At dinner, he is charming but he drinks more wine than usual. By the time they settle on the couch for coffee, his voice is loud and his jokes are getting crass. In front of her sister he lovingly caresses her breast. She pulls away, angry and embarrassed. “Not now!” she hisses.
“I’ll wait for you in the bedroom,” he says and wobbles down the hall. Her sister says nothing – the worst possible thing to say.
When she goes to bed he is lying face-down, snoring. She slips in beside him. She stares at him for a long time before turning off the light. And then, crying, she begins to stroke his hair and apologise silently.
Even although her sister is in the same house and she can smell the wine on his breath, she gets out the g-string and puts it on and snuggles up to him, determined try harder to meet him in the middle.
He doesn’t wake up. But he does put his arm around her and snuffles into her hair. She holds his arm tightly, tears still leaking from the corners of her eyes.
She’s up before him, and chatting to her sister over cups of tea. Eventually he appears, his dark hair tousled, his eyes a bit red. He is quiet but attentive.
Soon after lunch, her sister leaves for the 3 hour drive home, and they sit together on the couch, limbs tangled up together. He says “Do you mind if I smoke?” and then jabs her in the ribs. “Just kidding!”
Her smile is limp. He kisses her gently.
“I’m sorry about last night,” he whispers, stroking her calf. “I was so nervous!” “I know,” she says. “I’m sorry too. I’m so uptight.”
His hand is exploring her backside through her loose cotton pants.
“Hang on a minute!” he grins at her. “When’s the fashion show?” “The thing is,” she says, “tickets sold out last night.”
He tickles her and she runs away to the bedroom with him in pursuit.
Later, they lie together watching the blinking lizard on the wall.
“My sister told me yesterday that a friend of the family’s is taking marijuana for pain,” she says.
“Yeah. Didn’t you know? It’s great for pain.”
“Is that why you smoke it?”
He stares at her for a long time. His hand is absently stroking her stomach. She notices how long his eyelashes are against the pillow.

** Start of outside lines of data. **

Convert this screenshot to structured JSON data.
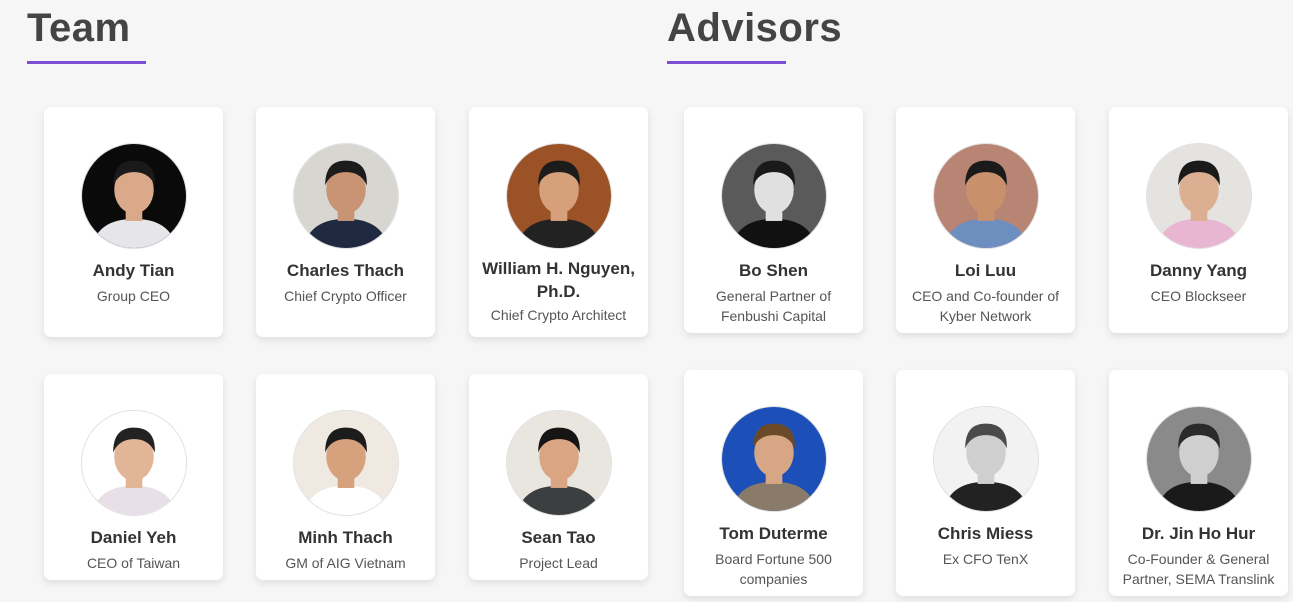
{
  "team": {
    "title": "Team",
    "members": [
      {
        "name": "Andy Tian",
        "role": "Group CEO",
        "colors": {
          "bg": "#0a0a0a",
          "skin": "#d9a98a",
          "hair": "#1a1a1a",
          "shirt": "#e6e6ea"
        }
      },
      {
        "name": "Charles Thach",
        "role": "Chief Crypto Officer",
        "colors": {
          "bg": "#d8d6d0",
          "skin": "#c99474",
          "hair": "#1c1c1c",
          "shirt": "#1f2a40"
        }
      },
      {
        "name": "William H. Nguyen, Ph.D.",
        "role": "Chief Crypto Architect",
        "colors": {
          "bg": "#9a5226",
          "skin": "#d6a07a",
          "hair": "#1c1c1c",
          "shirt": "#222222"
        }
      },
      {
        "name": "Daniel Yeh",
        "role": "CEO of Taiwan",
        "colors": {
          "bg": "#ffffff",
          "skin": "#e2b597",
          "hair": "#222222",
          "shirt": "#e8dfe8"
        }
      },
      {
        "name": "Minh Thach",
        "role": "GM of AIG Vietnam",
        "colors": {
          "bg": "#efe9e2",
          "skin": "#d6a27d",
          "hair": "#1c1c1c",
          "shirt": "#ffffff"
        }
      },
      {
        "name": "Sean Tao",
        "role": "Project Lead",
        "colors": {
          "bg": "#e9e6e0",
          "skin": "#d9a583",
          "hair": "#151515",
          "shirt": "#3b3f3f"
        }
      }
    ]
  },
  "advisors": {
    "title": "Advisors",
    "members": [
      {
        "name": "Bo Shen",
        "role": "General Partner of Fenbushi Capital",
        "colors": {
          "bg": "#5a5a5a",
          "skin": "#e0e0e0",
          "hair": "#1a1a1a",
          "shirt": "#111111"
        }
      },
      {
        "name": "Loi Luu",
        "role": "CEO and Co-founder of Kyber Network",
        "colors": {
          "bg": "#b88473",
          "skin": "#c9906c",
          "hair": "#1a1a1a",
          "shirt": "#6d8fc0"
        }
      },
      {
        "name": "Danny Yang",
        "role": "CEO Blockseer",
        "colors": {
          "bg": "#e5e3e0",
          "skin": "#dcae92",
          "hair": "#1a1a1a",
          "shirt": "#e8b6d0"
        }
      },
      {
        "name": "Tom Duterme",
        "role": "Board Fortune 500 companies",
        "colors": {
          "bg": "#1d4fb8",
          "skin": "#d7a684",
          "hair": "#6b4a2a",
          "shirt": "#8a7a6a"
        }
      },
      {
        "name": "Chris Miess",
        "role": "Ex CFO TenX",
        "colors": {
          "bg": "#f2f2f2",
          "skin": "#cfcfcf",
          "hair": "#4a4a4a",
          "shirt": "#222222"
        }
      },
      {
        "name": "Dr. Jin Ho Hur",
        "role": "Co-Founder & General Partner, SEMA Translink",
        "colors": {
          "bg": "#8a8a8a",
          "skin": "#cfcfcf",
          "hair": "#2a2a2a",
          "shirt": "#1a1a1a"
        }
      }
    ]
  },
  "accent_color": "#7b4fd6"
}
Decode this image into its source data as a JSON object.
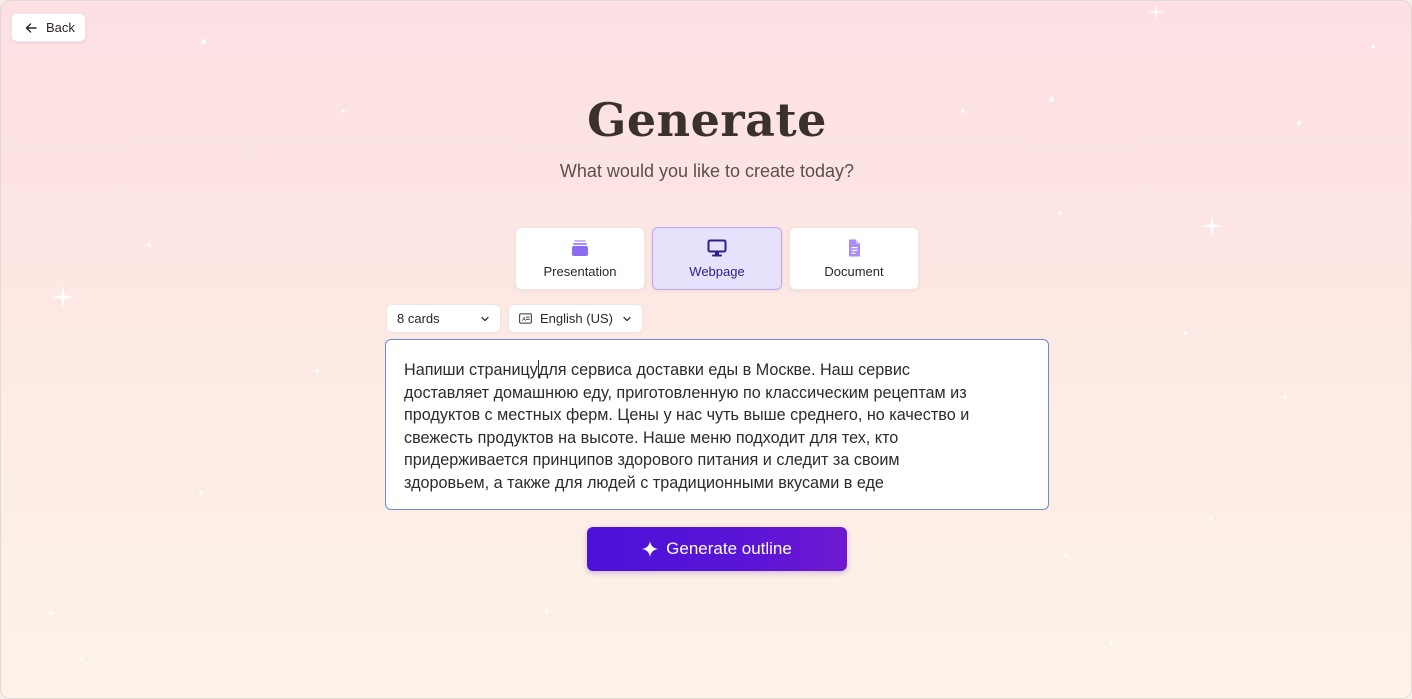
{
  "header": {
    "back_label": "Back"
  },
  "hero": {
    "title": "Generate",
    "subtitle": "What would you like to create today?"
  },
  "content_types": [
    {
      "label": "Presentation",
      "icon": "presentation-icon",
      "selected": false
    },
    {
      "label": "Webpage",
      "icon": "monitor-icon",
      "selected": true
    },
    {
      "label": "Document",
      "icon": "document-icon",
      "selected": false
    }
  ],
  "options": {
    "cards": "8 cards",
    "language": "English (US)",
    "language_icon": "language-icon"
  },
  "prompt": {
    "lines": [
      "Напиши страницу",
      "для сервиса доставки еды в Москве. Наш сервис",
      "доставляет домашнюю еду, приготовленную по классическим рецептам из",
      "продуктов с местных ферм. Цены у нас чуть выше среднего, но качество и",
      "свежесть продуктов на высоте. Наше меню подходит для тех, кто",
      "придерживается принципов здорового питания и следит за своим",
      "здоровьем, а также для людей с традиционными вкусами в еде"
    ]
  },
  "actions": {
    "generate_label": "Generate outline"
  },
  "colors": {
    "accent": "#4a12d8",
    "selected_bg": "#e7e2fb",
    "icon_purple": "#8b6cf0",
    "icon_indigo": "#2c1f8a"
  }
}
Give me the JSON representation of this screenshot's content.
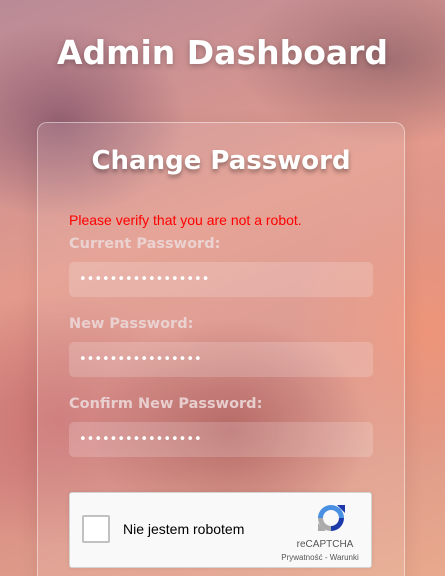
{
  "header": {
    "title": "Admin Dashboard"
  },
  "form": {
    "title": "Change Password",
    "error": "Please verify that you are not a robot.",
    "fields": [
      {
        "label": "Current Password:",
        "value": "•••••••••••••••••"
      },
      {
        "label": "New Password:",
        "value": "••••••••••••••••"
      },
      {
        "label": "Confirm New Password:",
        "value": "••••••••••••••••"
      }
    ]
  },
  "recaptcha": {
    "label": "Nie jestem robotem",
    "brand": "reCAPTCHA",
    "privacy": "Prywatność",
    "separator": " - ",
    "terms": "Warunki",
    "icon": "recaptcha-logo-icon"
  },
  "colors": {
    "error": "#ff0000",
    "heading": "#ffffff",
    "recaptcha_blue": "#1c3aa9",
    "recaptcha_light_blue": "#4a90e2",
    "recaptcha_gray": "#ababab"
  }
}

“Not physical pain,” he says eventually. He leans over and kisses her. “Or at least,” he amends. “Only occasionally a pain in the arse.”
She giggles. His hand moves lower. She doesn’t press any further.